The backstory of Alejandro G. Iñárritu’s Oscar-winning historical drama hinged on the full-bore dedication of star Leonardo DiCaprio (remember the bear-rape rumor?) and how this film was absolutely the hardest one to make in history ever. However, the most dazzling sequence comes early in the film, when Hugh Glass’ (DiCaprio) trapping camp is attacked by an Arikara war party that isn’t interested in taking prisoners as much as ridding their land of the interlopers. It’s a gruesome, white-knuckle sequence that drives home the unpredictable and omnipresent peril. As Iñárritu told ScreenDaily, “Five years ago I knew I wanted to shoot a scene like that… Most importantly for me was not only to make this scene a real experience, but to submerge people in the emotional experience and ask, ‘Whose point of view was this?'” Mission viciously accomplished.
The Battlefield in “Children of Men”
Before “The Revenant,” cinematographer Emmanuel Lubezki turned his one-shot skills to a pair of gold-standard sequences in Alfonso Cuaron’s “Children of Men.” While the infamous in-car chase scene utilizes the one-take trick, it shows up again (in an even longer take) later in the film, when star Clive Owen, the world’s last pregnant woman (Clare-Hope Ashitey), and his band of revolutionaries push through a nightmarish battle in the heart of a ruined Bexhill.There are, of course, a handful of cuts, but few films announce them so creatively: In one edit, a blood-soaked camera shifts out for a clean one.

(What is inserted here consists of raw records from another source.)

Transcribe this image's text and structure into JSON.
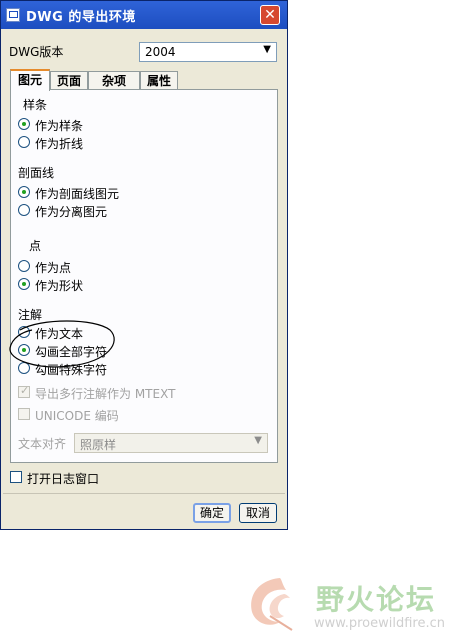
{
  "window": {
    "title": "DWG 的导出环境",
    "close_symbol": "✕"
  },
  "version": {
    "label": "DWG版本",
    "value": "2004"
  },
  "tabs": [
    {
      "label": "图元",
      "active": true
    },
    {
      "label": "页面",
      "active": false
    },
    {
      "label": "杂项",
      "active": false
    },
    {
      "label": "属性",
      "active": false
    }
  ],
  "spline": {
    "heading": "样条",
    "options": [
      "作为样条",
      "作为折线"
    ],
    "selected": 0
  },
  "hatch": {
    "heading": "剖面线",
    "options": [
      "作为剖面线图元",
      "作为分离图元"
    ],
    "selected": 0
  },
  "point": {
    "heading": "点",
    "options": [
      "作为点",
      "作为形状"
    ],
    "selected": 1
  },
  "notes": {
    "heading": "注解",
    "options": [
      "作为文本",
      "勾画全部字符",
      "勾画特殊字符"
    ],
    "selected": 1,
    "mtext_label": "导出多行注解作为 MTEXT",
    "mtext_checked": true,
    "unicode_label": "UNICODE 编码",
    "unicode_checked": false,
    "align_label": "文本对齐",
    "align_value": "照原样"
  },
  "log_window": {
    "label": "打开日志窗口",
    "checked": false
  },
  "buttons": {
    "ok": "确定",
    "cancel": "取消"
  },
  "watermark": {
    "name": "野火论坛",
    "url": "www.proewildfire.cn"
  },
  "colors": {
    "titlebar": "#1d4ec0",
    "dialog_bg": "#ece9d8",
    "radio_dot": "#21a121",
    "tab_highlight": "#e68b2c"
  }
}
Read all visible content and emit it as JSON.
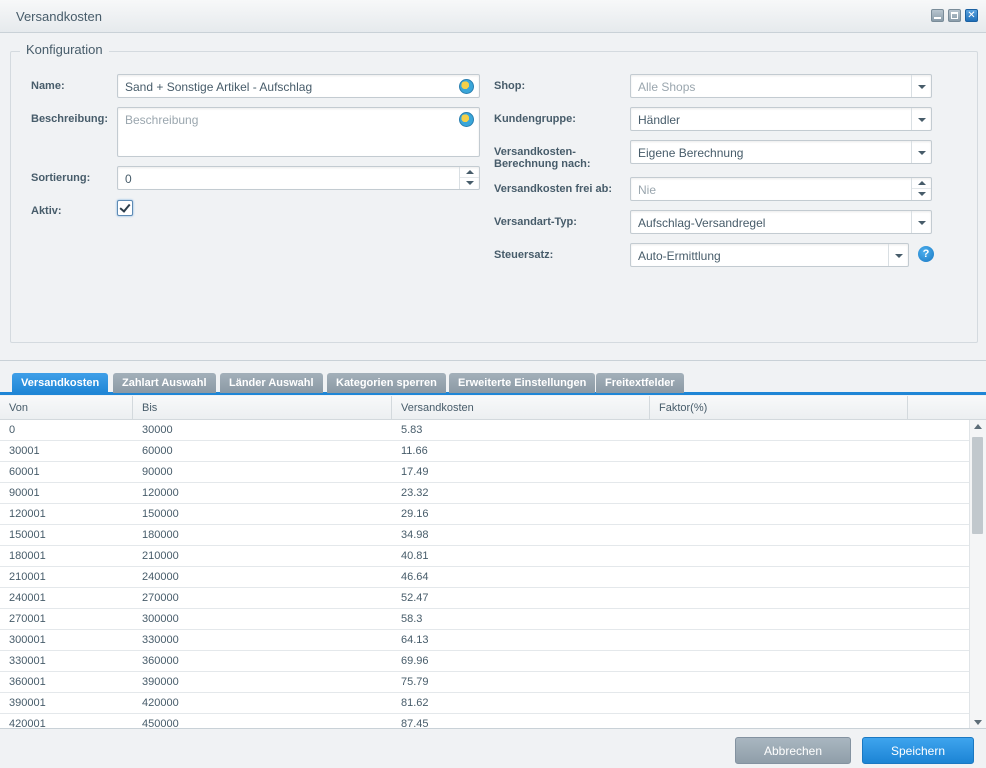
{
  "window": {
    "title": "Versandkosten"
  },
  "config": {
    "legend": "Konfiguration",
    "name_label": "Name:",
    "name_value": "Sand + Sonstige Artikel - Aufschlag",
    "beschreibung_label": "Beschreibung:",
    "beschreibung_placeholder": "Beschreibung",
    "sortierung_label": "Sortierung:",
    "sortierung_value": "0",
    "aktiv_label": "Aktiv:",
    "aktiv_checked": true,
    "shop_label": "Shop:",
    "shop_value": "Alle Shops",
    "kundengruppe_label": "Kundengruppe:",
    "kundengruppe_value": "Händler",
    "berechnung_label_1": "Versandkosten-",
    "berechnung_label_2": "Berechnung nach:",
    "berechnung_value": "Eigene Berechnung",
    "frei_label": "Versandkosten frei ab:",
    "frei_placeholder": "Nie",
    "typ_label": "Versandart-Typ:",
    "typ_value": "Aufschlag-Versandregel",
    "steuersatz_label": "Steuersatz:",
    "steuersatz_value": "Auto-Ermittlung"
  },
  "tabs": [
    "Versandkosten",
    "Zahlart Auswahl",
    "Länder Auswahl",
    "Kategorien sperren",
    "Erweiterte Einstellungen",
    "Freitextfelder"
  ],
  "grid": {
    "columns": [
      "Von",
      "Bis",
      "Versandkosten",
      "Faktor(%)"
    ],
    "rows": [
      [
        "0",
        "30000",
        "5.83",
        ""
      ],
      [
        "30001",
        "60000",
        "11.66",
        ""
      ],
      [
        "60001",
        "90000",
        "17.49",
        ""
      ],
      [
        "90001",
        "120000",
        "23.32",
        ""
      ],
      [
        "120001",
        "150000",
        "29.16",
        ""
      ],
      [
        "150001",
        "180000",
        "34.98",
        ""
      ],
      [
        "180001",
        "210000",
        "40.81",
        ""
      ],
      [
        "210001",
        "240000",
        "46.64",
        ""
      ],
      [
        "240001",
        "270000",
        "52.47",
        ""
      ],
      [
        "270001",
        "300000",
        "58.3",
        ""
      ],
      [
        "300001",
        "330000",
        "64.13",
        ""
      ],
      [
        "330001",
        "360000",
        "69.96",
        ""
      ],
      [
        "360001",
        "390000",
        "75.79",
        ""
      ],
      [
        "390001",
        "420000",
        "81.62",
        ""
      ],
      [
        "420001",
        "450000",
        "87.45",
        ""
      ]
    ]
  },
  "footer": {
    "cancel_label": "Abbrechen",
    "save_label": "Speichern"
  }
}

The Lobby Fight in “The Protector”
No action-centric list would be complete without legendary Thai actor and martial artist Tony Jaa, and Prachya Pinkaew’s 2005 “The Protector” puts martial arts at the heart of a highly energetic single take. Set in a hotel lobby that seems designed for maximum pain — those landings? they should probably be a touch more reinforced — the sequence sees Jaa going absolutely insane while a wild world swirls around him.
The Hallway Fight in “Oldboy”
This is the movie in which Park Chan-Wook horrifically, irrevocably reconciled a single hammer as the world’s most fearsome weapon. A desperate charge by Dae-su Oh (Min-sik Choi) through a crowded hallway filled with enemies seems especially ill-fated. But as he works his way through his enemies — aided by that hammer — survival becomes a creeping possibility that still doesn’t leave much in the way of joy. By the sequence’s end, Dae-su is wrung out, exhausted, and scarcely able to celebrate what amounts to one of his few wins. It’s the perfect encapsulation of the film, and an all-timer of a single-shot.
“Atomic Blonde” will hit theaters Friday, July 28.